**WORK TASK**
Wherever the word "code" occurs in the lines below, copy the whole line.
==============================
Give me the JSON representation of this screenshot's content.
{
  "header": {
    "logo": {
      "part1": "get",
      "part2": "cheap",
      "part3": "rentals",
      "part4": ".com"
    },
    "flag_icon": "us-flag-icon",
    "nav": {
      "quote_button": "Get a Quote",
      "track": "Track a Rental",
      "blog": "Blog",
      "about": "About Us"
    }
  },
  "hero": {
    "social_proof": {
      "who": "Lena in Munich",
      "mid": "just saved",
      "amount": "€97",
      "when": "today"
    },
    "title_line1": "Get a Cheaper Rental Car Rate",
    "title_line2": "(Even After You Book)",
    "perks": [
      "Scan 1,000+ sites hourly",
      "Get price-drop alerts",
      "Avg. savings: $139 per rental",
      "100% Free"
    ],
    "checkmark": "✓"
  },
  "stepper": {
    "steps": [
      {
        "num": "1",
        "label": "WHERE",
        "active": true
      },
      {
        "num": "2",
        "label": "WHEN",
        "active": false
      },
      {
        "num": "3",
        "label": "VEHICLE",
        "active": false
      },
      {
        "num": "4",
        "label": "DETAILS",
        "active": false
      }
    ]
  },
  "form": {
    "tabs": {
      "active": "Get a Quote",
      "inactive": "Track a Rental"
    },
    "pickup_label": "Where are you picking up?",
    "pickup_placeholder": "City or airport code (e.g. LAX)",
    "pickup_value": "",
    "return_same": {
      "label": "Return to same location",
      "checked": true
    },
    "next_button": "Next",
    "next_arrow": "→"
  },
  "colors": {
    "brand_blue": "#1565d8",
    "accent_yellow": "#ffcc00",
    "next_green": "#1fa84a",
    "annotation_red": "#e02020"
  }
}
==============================
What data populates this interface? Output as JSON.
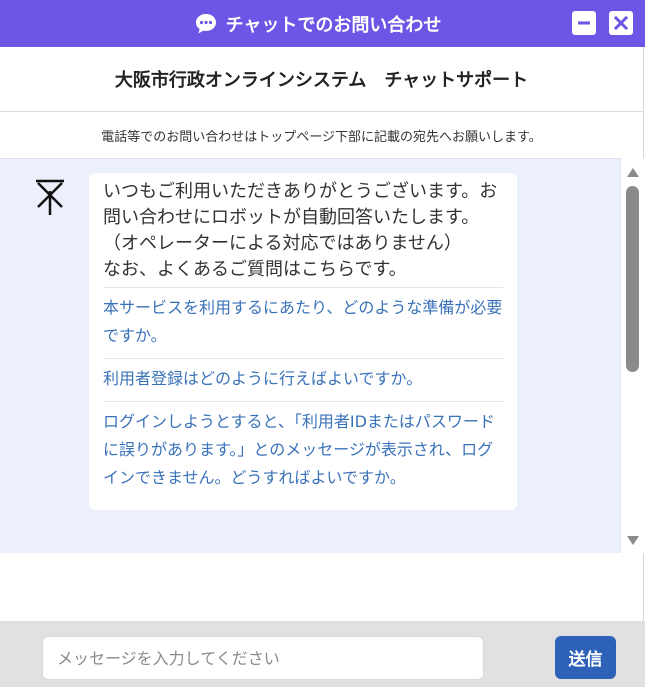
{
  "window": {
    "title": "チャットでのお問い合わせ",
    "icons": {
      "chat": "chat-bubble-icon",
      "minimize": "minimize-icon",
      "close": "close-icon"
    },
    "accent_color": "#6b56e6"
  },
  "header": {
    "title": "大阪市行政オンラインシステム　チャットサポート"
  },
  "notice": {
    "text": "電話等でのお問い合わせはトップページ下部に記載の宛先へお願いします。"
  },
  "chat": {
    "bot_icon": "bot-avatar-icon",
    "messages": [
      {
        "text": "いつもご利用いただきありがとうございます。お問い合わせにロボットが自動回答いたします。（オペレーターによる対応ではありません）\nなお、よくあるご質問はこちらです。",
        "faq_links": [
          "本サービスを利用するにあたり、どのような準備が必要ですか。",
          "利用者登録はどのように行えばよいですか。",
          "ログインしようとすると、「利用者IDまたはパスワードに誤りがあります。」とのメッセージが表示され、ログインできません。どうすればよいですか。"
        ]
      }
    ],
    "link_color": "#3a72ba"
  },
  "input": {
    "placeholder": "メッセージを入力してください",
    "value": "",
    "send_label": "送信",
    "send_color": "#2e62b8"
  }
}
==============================
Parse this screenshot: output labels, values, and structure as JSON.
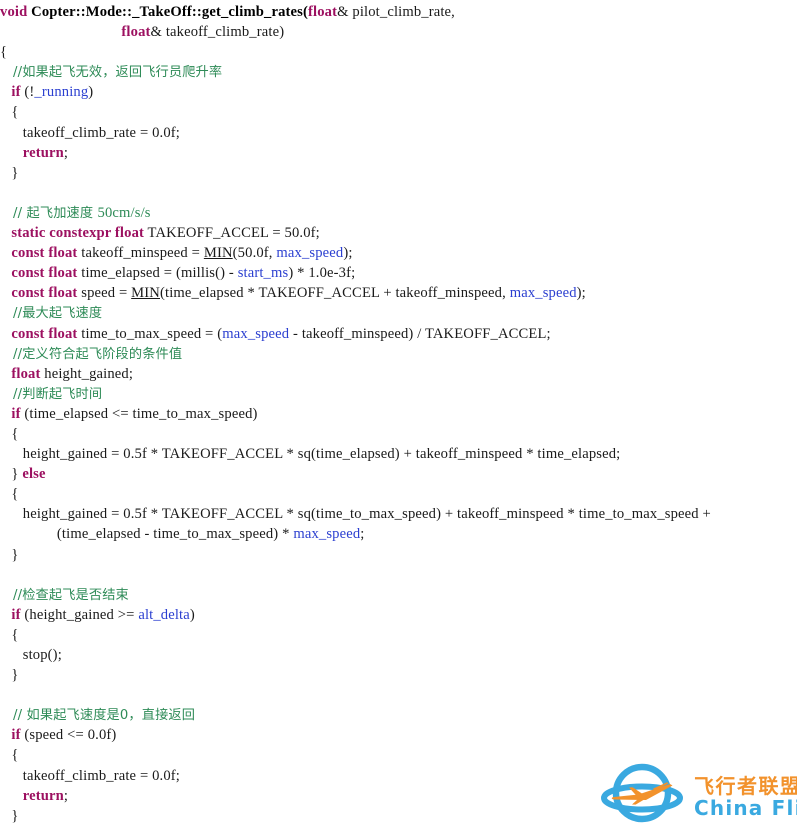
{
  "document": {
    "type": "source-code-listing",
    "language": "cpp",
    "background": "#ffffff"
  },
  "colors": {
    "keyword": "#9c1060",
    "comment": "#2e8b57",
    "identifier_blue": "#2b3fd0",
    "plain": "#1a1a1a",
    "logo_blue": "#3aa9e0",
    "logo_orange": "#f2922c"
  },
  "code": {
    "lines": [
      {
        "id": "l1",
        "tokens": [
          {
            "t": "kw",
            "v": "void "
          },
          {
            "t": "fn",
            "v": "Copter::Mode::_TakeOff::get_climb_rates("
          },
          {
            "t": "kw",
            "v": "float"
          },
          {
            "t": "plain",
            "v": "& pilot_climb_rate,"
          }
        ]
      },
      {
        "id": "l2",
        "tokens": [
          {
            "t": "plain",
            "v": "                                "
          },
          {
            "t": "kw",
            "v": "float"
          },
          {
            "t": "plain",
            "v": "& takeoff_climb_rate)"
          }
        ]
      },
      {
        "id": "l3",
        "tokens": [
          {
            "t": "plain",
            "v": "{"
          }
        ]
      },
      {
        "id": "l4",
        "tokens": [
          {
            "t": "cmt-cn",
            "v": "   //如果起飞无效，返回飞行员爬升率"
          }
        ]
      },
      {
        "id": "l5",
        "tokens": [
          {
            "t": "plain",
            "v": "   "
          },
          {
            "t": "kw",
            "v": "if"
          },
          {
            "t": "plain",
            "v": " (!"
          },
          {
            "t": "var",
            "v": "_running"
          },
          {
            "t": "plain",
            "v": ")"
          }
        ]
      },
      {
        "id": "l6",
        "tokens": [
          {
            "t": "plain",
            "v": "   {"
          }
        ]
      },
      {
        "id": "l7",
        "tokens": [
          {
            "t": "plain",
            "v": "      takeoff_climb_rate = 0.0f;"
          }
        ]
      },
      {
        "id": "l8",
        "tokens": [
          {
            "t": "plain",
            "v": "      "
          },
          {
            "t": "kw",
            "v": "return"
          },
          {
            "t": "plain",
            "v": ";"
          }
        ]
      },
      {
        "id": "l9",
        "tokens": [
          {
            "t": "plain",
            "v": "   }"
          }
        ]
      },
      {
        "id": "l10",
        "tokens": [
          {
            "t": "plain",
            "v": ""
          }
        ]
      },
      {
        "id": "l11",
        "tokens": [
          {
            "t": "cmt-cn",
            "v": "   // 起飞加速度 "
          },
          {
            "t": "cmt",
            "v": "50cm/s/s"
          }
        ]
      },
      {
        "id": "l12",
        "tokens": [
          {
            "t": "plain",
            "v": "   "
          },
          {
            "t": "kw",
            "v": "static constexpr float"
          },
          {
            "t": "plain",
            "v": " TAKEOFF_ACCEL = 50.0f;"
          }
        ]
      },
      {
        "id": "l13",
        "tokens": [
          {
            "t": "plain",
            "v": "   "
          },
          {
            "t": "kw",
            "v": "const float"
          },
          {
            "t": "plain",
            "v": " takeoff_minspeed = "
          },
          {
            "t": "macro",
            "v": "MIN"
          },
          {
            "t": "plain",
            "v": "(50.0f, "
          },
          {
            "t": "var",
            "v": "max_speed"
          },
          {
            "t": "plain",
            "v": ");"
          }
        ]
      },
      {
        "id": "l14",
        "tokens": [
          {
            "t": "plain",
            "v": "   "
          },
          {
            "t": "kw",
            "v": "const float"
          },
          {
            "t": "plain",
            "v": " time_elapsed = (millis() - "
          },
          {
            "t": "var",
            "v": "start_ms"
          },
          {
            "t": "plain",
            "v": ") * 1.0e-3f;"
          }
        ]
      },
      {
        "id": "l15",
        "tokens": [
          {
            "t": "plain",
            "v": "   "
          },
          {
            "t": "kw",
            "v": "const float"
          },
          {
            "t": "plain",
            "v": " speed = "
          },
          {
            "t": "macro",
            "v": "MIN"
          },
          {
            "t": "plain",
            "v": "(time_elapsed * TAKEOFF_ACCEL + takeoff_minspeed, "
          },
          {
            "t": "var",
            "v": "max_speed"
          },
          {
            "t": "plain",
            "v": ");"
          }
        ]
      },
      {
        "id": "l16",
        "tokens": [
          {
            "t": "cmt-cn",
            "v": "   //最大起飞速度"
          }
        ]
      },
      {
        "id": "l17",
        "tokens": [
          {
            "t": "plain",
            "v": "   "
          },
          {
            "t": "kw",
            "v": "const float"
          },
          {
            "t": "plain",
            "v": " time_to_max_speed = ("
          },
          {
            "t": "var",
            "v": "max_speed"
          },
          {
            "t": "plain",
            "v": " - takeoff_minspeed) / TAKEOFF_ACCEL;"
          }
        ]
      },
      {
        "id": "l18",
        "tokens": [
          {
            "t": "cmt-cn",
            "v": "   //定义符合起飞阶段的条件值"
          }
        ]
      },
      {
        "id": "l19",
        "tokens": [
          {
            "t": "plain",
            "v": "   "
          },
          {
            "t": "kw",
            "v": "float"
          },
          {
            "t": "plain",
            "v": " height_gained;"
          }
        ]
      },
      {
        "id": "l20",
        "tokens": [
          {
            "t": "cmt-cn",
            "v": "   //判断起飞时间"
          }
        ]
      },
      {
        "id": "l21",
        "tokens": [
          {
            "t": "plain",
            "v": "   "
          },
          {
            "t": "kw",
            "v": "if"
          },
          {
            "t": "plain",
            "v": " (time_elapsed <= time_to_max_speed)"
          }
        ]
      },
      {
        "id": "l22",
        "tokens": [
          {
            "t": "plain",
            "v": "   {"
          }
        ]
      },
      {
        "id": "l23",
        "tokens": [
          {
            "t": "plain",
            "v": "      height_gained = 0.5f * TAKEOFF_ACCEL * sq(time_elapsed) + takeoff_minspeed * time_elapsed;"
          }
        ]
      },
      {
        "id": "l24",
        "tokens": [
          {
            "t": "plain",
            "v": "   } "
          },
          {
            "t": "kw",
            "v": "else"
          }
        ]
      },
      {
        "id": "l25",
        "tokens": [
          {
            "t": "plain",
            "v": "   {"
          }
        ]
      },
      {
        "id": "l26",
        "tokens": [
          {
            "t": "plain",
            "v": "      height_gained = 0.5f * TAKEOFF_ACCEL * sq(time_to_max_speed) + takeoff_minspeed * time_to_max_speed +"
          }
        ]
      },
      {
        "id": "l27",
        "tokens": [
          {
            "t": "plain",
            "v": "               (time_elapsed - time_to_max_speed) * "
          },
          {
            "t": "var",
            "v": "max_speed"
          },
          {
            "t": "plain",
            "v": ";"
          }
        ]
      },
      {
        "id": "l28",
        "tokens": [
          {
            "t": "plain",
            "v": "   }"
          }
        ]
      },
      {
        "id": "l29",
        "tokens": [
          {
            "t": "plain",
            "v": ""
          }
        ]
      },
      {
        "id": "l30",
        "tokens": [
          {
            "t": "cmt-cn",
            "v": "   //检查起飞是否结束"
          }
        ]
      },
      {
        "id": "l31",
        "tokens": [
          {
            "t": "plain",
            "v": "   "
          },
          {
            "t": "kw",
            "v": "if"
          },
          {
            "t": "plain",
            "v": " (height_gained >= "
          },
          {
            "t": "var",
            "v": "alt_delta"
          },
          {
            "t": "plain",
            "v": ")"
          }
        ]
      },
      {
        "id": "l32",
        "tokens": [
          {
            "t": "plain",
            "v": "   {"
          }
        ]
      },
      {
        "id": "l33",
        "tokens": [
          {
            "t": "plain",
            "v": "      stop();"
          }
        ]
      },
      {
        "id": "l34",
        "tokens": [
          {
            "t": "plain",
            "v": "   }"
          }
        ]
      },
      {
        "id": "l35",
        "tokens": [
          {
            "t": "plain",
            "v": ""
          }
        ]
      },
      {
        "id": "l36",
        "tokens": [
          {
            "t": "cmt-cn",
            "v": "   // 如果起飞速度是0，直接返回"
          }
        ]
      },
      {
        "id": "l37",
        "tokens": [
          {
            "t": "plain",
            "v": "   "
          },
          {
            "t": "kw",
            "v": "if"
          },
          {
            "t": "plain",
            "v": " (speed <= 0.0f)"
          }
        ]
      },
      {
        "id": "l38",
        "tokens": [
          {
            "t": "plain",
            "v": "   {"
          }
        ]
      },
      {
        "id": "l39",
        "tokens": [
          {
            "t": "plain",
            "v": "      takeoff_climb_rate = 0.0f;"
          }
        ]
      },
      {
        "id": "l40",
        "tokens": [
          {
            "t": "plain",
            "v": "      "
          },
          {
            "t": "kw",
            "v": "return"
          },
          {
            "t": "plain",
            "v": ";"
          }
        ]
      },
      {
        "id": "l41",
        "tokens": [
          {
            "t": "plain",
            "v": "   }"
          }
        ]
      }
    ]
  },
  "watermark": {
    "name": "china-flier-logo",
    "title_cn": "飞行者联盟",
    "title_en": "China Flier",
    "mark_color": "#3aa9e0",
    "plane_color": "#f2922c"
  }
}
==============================
**WORKED SOLUTION**
    "pickup_placeholder": "City or airport code (e.g. LAX)",
    "type": "source-code-listing",
  "code": {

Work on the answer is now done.